Sub- MidEast Multi-region
Emerging CEE LatAm & Saharan & Africa & emerging
Asia Russia Caribbean Africa N. Africa MidEast markets TOTAL
2003 2,200 406 417 350 116 3,489
2004 2,800 1,777 1,714 545 618 6,454
2005 15,446 2,711 1,272 791 1,915 3,630 25,765
2006 19,386 3,272 2,656 2,353 2,946 2,580 33,193
1h 2007 11,549 3,611 1,354 592 1,816 2,127 21,049

Pacific Equity Partners (PEP), an Australian buyout manager raising A$4 billion for investments in Australia and New Zealand, has agreed to acquire Hoyts Group, a cinema operator with 55 cinemas across both countries. The transaction values the business, which includes advertising and film distribution, at A$440 million ($382 million; €271 million). The deal follows the buyout firm's failure to complete the acquisition of a 30 percent stake in travel agent Flight Centre in a transaction worth A$1.6 billion. PEP has entered into an agreement with Australia's Publishing and Broadcasting Limited and West Australian Newspapers to acquire their shares in Hoyts in a deal that is expected to return each seller approximately A$150 million.
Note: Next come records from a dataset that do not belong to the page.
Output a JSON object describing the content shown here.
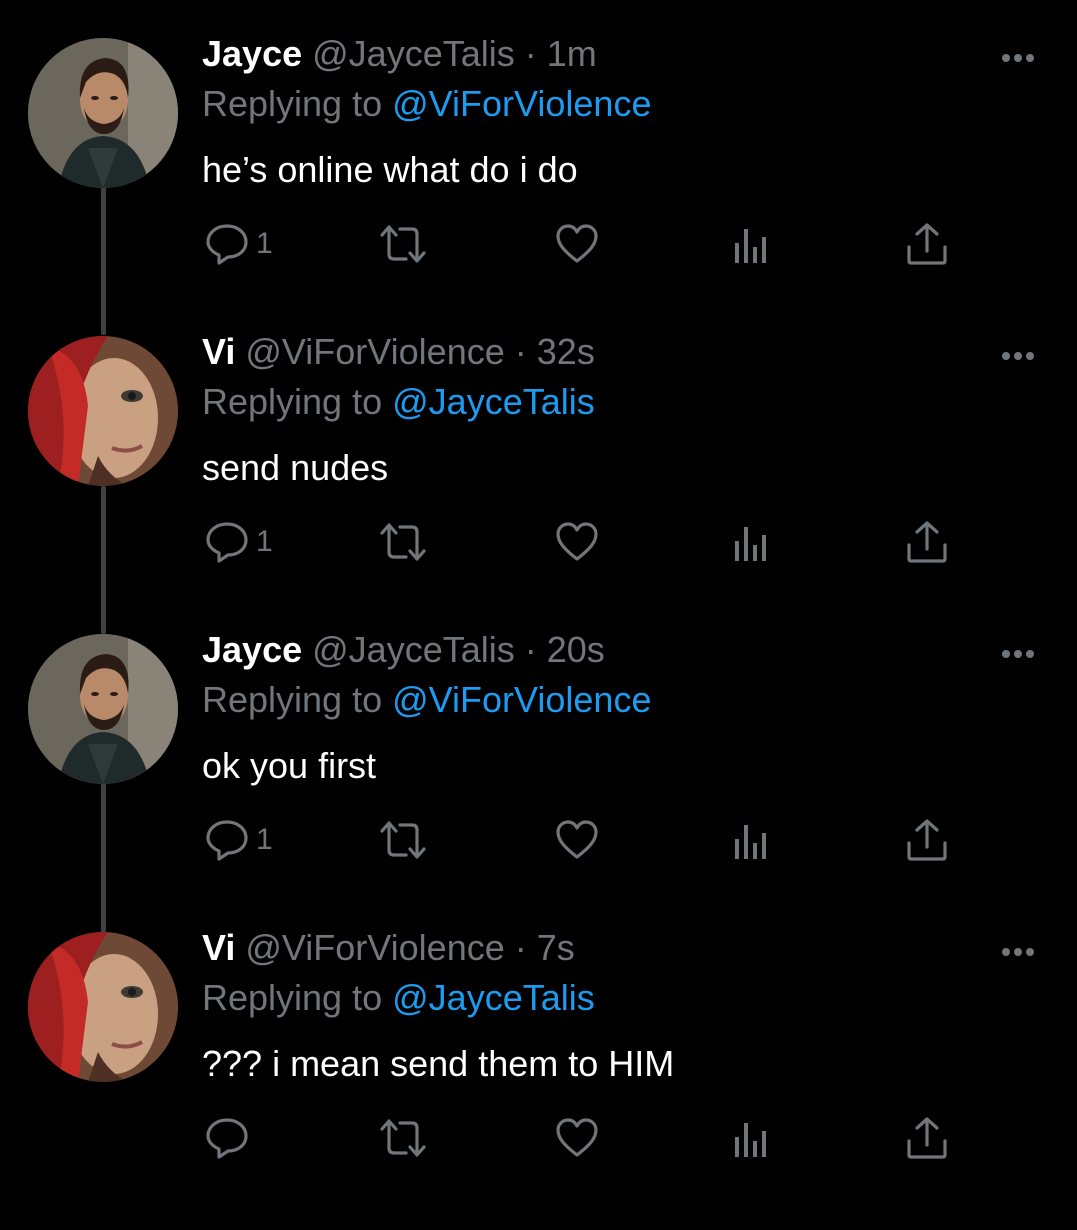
{
  "colors": {
    "background": "#000000",
    "name": "#ffffff",
    "muted": "#71767b",
    "link": "#1d9bf0",
    "thread_line": "#3e4144"
  },
  "tweets": [
    {
      "name": "Jayce",
      "handle": "@JayceTalis",
      "separator": "·",
      "time": "1m",
      "replying_label": "Replying to",
      "replying_to": "@ViForViolence",
      "text": "he’s online what do i do",
      "reply_count": "1",
      "avatar": "jayce-avatar"
    },
    {
      "name": "Vi",
      "handle": "@ViForViolence",
      "separator": "·",
      "time": "32s",
      "replying_label": "Replying to",
      "replying_to": "@JayceTalis",
      "text": "send nudes",
      "reply_count": "1",
      "avatar": "vi-avatar"
    },
    {
      "name": "Jayce",
      "handle": "@JayceTalis",
      "separator": "·",
      "time": "20s",
      "replying_label": "Replying to",
      "replying_to": "@ViForViolence",
      "text": "ok you first",
      "reply_count": "1",
      "avatar": "jayce-avatar"
    },
    {
      "name": "Vi",
      "handle": "@ViForViolence",
      "separator": "·",
      "time": "7s",
      "replying_label": "Replying to",
      "replying_to": "@JayceTalis",
      "text": "??? i mean send them to HIM",
      "reply_count": "",
      "avatar": "vi-avatar"
    }
  ],
  "icons": {
    "reply": "reply-icon",
    "retweet": "retweet-icon",
    "like": "heart-icon",
    "analytics": "analytics-icon",
    "share": "share-icon",
    "more": "more-icon"
  }
}
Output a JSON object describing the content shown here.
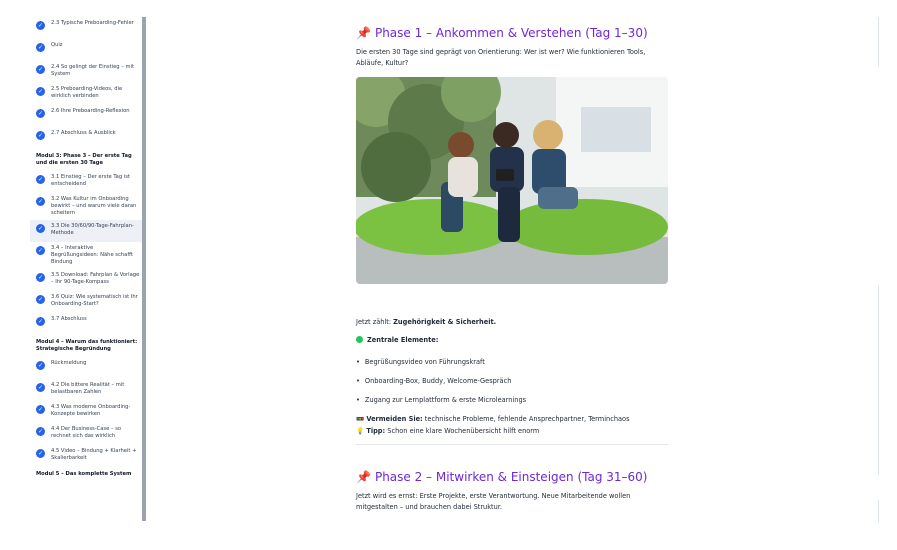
{
  "sidebar": {
    "entries": [
      {
        "kind": "lesson",
        "label": "2.3 Typische Preboarding-Fehler"
      },
      {
        "kind": "lesson",
        "label": "Quiz"
      },
      {
        "kind": "lesson",
        "label": "2.4 So gelingt der Einstieg – mit System"
      },
      {
        "kind": "lesson",
        "label": "2.5 Preboarding-Videos, die wirklich verbinden"
      },
      {
        "kind": "lesson",
        "label": "2.6 Ihre Preboarding-Reflexion"
      },
      {
        "kind": "lesson",
        "label": "2.7 Abschluss & Ausblick"
      },
      {
        "kind": "module",
        "label": "Modul 3: Phase 3 – Der erste Tag und die ersten 30 Tage"
      },
      {
        "kind": "lesson",
        "label": "3.1 Einstieg – Der erste Tag ist entscheidend"
      },
      {
        "kind": "lesson",
        "label": "3.2 Was Kultur im Onboarding bewirkt – und warum viele daran scheitern"
      },
      {
        "kind": "lesson",
        "label": "3.3 Die 30/60/90-Tage-Fahrplan-Methode",
        "active": true
      },
      {
        "kind": "lesson",
        "label": "3.4 – Interaktive Begrüßungsideen: Nähe schafft Bindung"
      },
      {
        "kind": "lesson",
        "label": "3.5 Download: Fahrplan & Vorlage – Ihr 90-Tage-Kompass"
      },
      {
        "kind": "lesson",
        "label": "3.6 Quiz: Wie systematisch ist Ihr Onboarding-Start?"
      },
      {
        "kind": "lesson",
        "label": "3.7 Abschluss"
      },
      {
        "kind": "module",
        "label": "Modul 4 – Warum das funktioniert: Strategische Begründung"
      },
      {
        "kind": "lesson",
        "label": "Rückmeldung"
      },
      {
        "kind": "lesson",
        "label": "4.2 Die bittere Realität – mit belastbaren Zahlen"
      },
      {
        "kind": "lesson",
        "label": "4.3 Was moderne Onboarding-Konzepte bewirken"
      },
      {
        "kind": "lesson",
        "label": "4.4 Der Business-Case – so rechnet sich das wirklich"
      },
      {
        "kind": "lesson",
        "label": "4.5 Video – Bindung + Klarheit + Skalierbarkeit"
      },
      {
        "kind": "module",
        "label": "Modul 5 – Das komplette System"
      }
    ]
  },
  "phase1": {
    "pin": "📌",
    "title": "Phase 1 – Ankommen & Verstehen (Tag 1–30)",
    "intro": "Die ersten 30 Tage sind geprägt von Orientierung: Wer ist wer? Wie funktionieren Tools, Abläufe, Kultur?",
    "counts_prefix": "Jetzt zählt: ",
    "counts_bold": "Zugehörigkeit & Sicherheit.",
    "elements_heading": "Zentrale Elemente:",
    "bullets": [
      "Begrüßungsvideo von Führungskraft",
      "Onboarding-Box, Buddy, Welcome-Gespräch",
      "Zugang zur Lernplattform & erste Microlearnings"
    ],
    "avoid_icon": "🚥",
    "avoid_label": "Vermeiden Sie:",
    "avoid_text": " technische Probleme, fehlende Ansprechpartner, Terminchaos",
    "tip_icon": "💡",
    "tip_label": "Tipp:",
    "tip_text": " Schon eine klare Wochenübersicht hilft enorm"
  },
  "phase2": {
    "pin": "📌",
    "title": "Phase 2 – Mitwirken & Einsteigen (Tag 31–60)",
    "intro": "Jetzt wird es ernst: Erste Projekte, erste Verantwortung. Neue Mitarbeitende wollen mitgestalten – und brauchen dabei Struktur."
  },
  "colors": {
    "accent": "#6d28d9",
    "check": "#2563eb",
    "active_row": "#eef0f8",
    "dot": "#22c55e"
  }
}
US venture firm New Enterprise Associates has made an investment in Novatium Solutions, an IT systems company based in India that is developing a thin network computing device designed to be affordable and accessible. NEA did not disclose the size of the investment, which was made out of its $2.5 billion (€1.8 billion) NEA Partners XII. Novatium sets up service sites with hub computers that run Windows or Linux operating systems. It provides users with small network computers that can be plugged into a monitor and keyboard, and connects users to a broadband provider. System maintenance takes place at the service site, allowing users to avoid set-up and maintenance of their PCs.

Dubai International Capital (DIC) has completed its first direct private equity investment in the MENA region through the acquisition of luxury company Rivoli Group for an undisclosed sum. Rivoli operates more than 215 retail outlets across the Middle East and North Africa region, which sell luxury goods including high-end watches, pens and menswear. The group will use the capital to expand across the region, the buyout firm said in a statement. The luxury goods market in the MENA region has strong growth prospects on the back of the region's consumer boom in the last few years.

AIF Capital, an Asia-focused private equity firm based in Hong Kong, has appointed Rajeev Kalra as an executive director in New Delhi to work with Ajay Lal, AIF's only India-based investment professional. Kalra joins AIF Capital from HSBC Private Equity where he has been the latter's chief representative for India since 2002. Kalra has been with HSBC Private Equity since 1996, and worked on a number of transactions across sectors spanning financial services, outsourced services, IT products, telecom infrastructure and medical equipment manufacturing. Before HSBC, he worked for SBI Capital Markets, a subsidiary of the State Bank of India.